■ **How to complete this task**
The data must be returned exactly. No line may be left out.

───── Data in this exercise

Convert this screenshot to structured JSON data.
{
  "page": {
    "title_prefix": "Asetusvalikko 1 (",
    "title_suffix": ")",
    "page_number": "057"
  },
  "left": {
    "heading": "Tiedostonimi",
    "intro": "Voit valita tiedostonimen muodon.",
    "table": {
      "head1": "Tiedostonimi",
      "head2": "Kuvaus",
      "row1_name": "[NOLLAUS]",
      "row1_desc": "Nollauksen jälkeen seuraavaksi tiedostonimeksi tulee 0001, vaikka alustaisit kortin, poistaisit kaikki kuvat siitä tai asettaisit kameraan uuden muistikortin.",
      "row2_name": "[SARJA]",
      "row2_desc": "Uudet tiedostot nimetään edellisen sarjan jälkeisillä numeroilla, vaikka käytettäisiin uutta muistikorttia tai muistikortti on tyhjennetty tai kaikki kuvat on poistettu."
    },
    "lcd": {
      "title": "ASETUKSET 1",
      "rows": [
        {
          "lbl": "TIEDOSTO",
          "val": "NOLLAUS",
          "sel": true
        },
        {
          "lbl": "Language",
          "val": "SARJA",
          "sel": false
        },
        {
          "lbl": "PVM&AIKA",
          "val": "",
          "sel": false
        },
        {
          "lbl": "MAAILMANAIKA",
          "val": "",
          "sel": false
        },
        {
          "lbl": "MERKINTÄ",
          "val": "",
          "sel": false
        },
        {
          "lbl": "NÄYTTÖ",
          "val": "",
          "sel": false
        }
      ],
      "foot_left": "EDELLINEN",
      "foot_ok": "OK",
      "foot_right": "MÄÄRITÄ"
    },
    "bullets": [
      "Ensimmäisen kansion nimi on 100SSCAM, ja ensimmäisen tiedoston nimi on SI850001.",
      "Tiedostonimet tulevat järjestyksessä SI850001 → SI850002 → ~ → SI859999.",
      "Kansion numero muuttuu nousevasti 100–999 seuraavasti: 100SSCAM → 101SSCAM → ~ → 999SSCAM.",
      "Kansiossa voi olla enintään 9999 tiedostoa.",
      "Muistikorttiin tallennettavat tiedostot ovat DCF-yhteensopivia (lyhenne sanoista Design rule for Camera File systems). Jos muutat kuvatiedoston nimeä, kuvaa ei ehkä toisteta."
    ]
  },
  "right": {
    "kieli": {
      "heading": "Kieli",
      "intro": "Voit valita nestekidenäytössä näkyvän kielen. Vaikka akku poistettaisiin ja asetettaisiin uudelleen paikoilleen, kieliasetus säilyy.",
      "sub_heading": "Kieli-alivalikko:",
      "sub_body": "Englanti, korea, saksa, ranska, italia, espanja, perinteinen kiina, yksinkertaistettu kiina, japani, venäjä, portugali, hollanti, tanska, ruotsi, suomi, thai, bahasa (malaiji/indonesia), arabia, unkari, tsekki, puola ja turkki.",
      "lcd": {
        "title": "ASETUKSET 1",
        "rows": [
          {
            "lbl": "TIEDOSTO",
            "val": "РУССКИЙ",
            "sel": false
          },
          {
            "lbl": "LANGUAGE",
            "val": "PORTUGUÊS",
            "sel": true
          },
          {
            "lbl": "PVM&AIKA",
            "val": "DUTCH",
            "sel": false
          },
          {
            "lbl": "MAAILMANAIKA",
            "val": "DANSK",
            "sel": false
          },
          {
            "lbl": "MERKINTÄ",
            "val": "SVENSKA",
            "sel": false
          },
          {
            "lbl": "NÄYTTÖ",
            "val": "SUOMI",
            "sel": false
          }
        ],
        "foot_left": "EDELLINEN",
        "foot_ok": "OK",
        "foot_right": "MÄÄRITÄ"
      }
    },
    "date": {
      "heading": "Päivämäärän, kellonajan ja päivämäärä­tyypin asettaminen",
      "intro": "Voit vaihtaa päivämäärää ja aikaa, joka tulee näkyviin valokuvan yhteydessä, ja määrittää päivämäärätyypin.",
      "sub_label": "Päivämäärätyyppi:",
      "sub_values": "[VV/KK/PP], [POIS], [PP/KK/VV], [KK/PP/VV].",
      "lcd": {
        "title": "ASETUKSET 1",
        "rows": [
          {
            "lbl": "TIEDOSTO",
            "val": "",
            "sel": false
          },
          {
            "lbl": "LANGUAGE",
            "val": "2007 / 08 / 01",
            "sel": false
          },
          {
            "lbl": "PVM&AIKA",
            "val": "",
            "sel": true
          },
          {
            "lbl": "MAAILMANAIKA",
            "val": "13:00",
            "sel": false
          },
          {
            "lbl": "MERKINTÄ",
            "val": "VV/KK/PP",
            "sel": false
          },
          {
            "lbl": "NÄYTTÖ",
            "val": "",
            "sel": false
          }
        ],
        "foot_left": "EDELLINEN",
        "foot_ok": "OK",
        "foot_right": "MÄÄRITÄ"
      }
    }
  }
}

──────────

■ **Reply**
Convert this screenshot to structured JSON data.
{
  "page": {
    "title_prefix": "Asetusvalikko 1 (",
    "title_suffix": ")",
    "page_number": "057"
  },
  "left": {
    "heading": "Tiedostonimi",
    "intro": "Voit valita tiedostonimen muodon.",
    "table": {
      "head1": "Tiedostonimi",
      "head2": "Kuvaus",
      "row1_name": "[NOLLAUS]",
      "row1_desc": "Nollauksen jälkeen seuraavaksi tiedostonimeksi tulee 0001, vaikka alustaisit kortin, poistaisit kaikki kuvat siitä tai asettaisit kameraan uuden muistikortin.",
      "row2_name": "[SARJA]",
      "row2_desc": "Uudet tiedostot nimetään edellisen sarjan jälkeisillä numeroilla, vaikka käytettäisiin uutta muistikorttia tai muistikortti on tyhjennetty tai kaikki kuvat on poistettu."
    },
    "lcd": {
      "title": "ASETUKSET 1",
      "rows": [
        {
          "lbl": "TIEDOSTO",
          "val": "NOLLAUS",
          "sel": true
        },
        {
          "lbl": "Language",
          "val": "SARJA",
          "sel": false
        },
        {
          "lbl": "PVM&AIKA",
          "val": "",
          "sel": false
        },
        {
          "lbl": "MAAILMANAIKA",
          "val": "",
          "sel": false
        },
        {
          "lbl": "MERKINTÄ",
          "val": "",
          "sel": false
        },
        {
          "lbl": "NÄYTTÖ",
          "val": "",
          "sel": false
        }
      ],
      "foot_left": "EDELLINEN",
      "foot_ok": "OK",
      "foot_right": "MÄÄRITÄ"
    },
    "bullets": [
      "Ensimmäisen kansion nimi on 100SSCAM, ja ensimmäisen tiedoston nimi on SI850001.",
      "Tiedostonimet tulevat järjestyksessä SI850001 → SI850002 → ~ → SI859999.",
      "Kansion numero muuttuu nousevasti 100–999 seuraavasti: 100SSCAM → 101SSCAM → ~ → 999SSCAM.",
      "Kansiossa voi olla enintään 9999 tiedostoa.",
      "Muistikorttiin tallennettavat tiedostot ovat DCF-yhteensopivia (lyhenne sanoista Design rule for Camera File systems). Jos muutat kuvatiedoston nimeä, kuvaa ei ehkä toisteta."
    ]
  },
  "right": {
    "kieli": {
      "heading": "Kieli",
      "intro": "Voit valita nestekidenäytössä näkyvän kielen. Vaikka akku poistettaisiin ja asetettaisiin uudelleen paikoilleen, kieliasetus säilyy.",
      "sub_heading": "Kieli-alivalikko:",
      "sub_body": "Englanti, korea, saksa, ranska, italia, espanja, perinteinen kiina, yksinkertaistettu kiina, japani, venäjä, portugali, hollanti, tanska, ruotsi, suomi, thai, bahasa (malaiji/indonesia), arabia, unkari, tsekki, puola ja turkki.",
      "lcd": {
        "title": "ASETUKSET 1",
        "rows": [
          {
            "lbl": "TIEDOSTO",
            "val": "РУССКИЙ",
            "sel": false
          },
          {
            "lbl": "LANGUAGE",
            "val": "PORTUGUÊS",
            "sel": true
          },
          {
            "lbl": "PVM&AIKA",
            "val": "DUTCH",
            "sel": false
          },
          {
            "lbl": "MAAILMANAIKA",
            "val": "DANSK",
            "sel": false
          },
          {
            "lbl": "MERKINTÄ",
            "val": "SVENSKA",
            "sel": false
          },
          {
            "lbl": "NÄYTTÖ",
            "val": "SUOMI",
            "sel": false
          }
        ],
        "foot_left": "EDELLINEN",
        "foot_ok": "OK",
        "foot_right": "MÄÄRITÄ"
      }
    },
    "date": {
      "heading": "Päivämäärän, kellonajan ja päivämäärä­tyypin asettaminen",
      "intro": "Voit vaihtaa päivämäärää ja aikaa, joka tulee näkyviin valokuvan yhteydessä, ja määrittää päivämäärätyypin.",
      "sub_label": "Päivämäärätyyppi:",
      "sub_values": "[VV/KK/PP], [POIS], [PP/KK/VV], [KK/PP/VV].",
      "lcd": {
        "title": "ASETUKSET 1",
        "rows": [
          {
            "lbl": "TIEDOSTO",
            "val": "",
            "sel": false
          },
          {
            "lbl": "LANGUAGE",
            "val": "2007 / 08 / 01",
            "sel": false
          },
          {
            "lbl": "PVM&AIKA",
            "val": "",
            "sel": true
          },
          {
            "lbl": "MAAILMANAIKA",
            "val": "13:00",
            "sel": false
          },
          {
            "lbl": "MERKINTÄ",
            "val": "VV/KK/PP",
            "sel": false
          },
          {
            "lbl": "NÄYTTÖ",
            "val": "",
            "sel": false
          }
        ],
        "foot_left": "EDELLINEN",
        "foot_ok": "OK",
        "foot_right": "MÄÄRITÄ"
      }
    }
  }
}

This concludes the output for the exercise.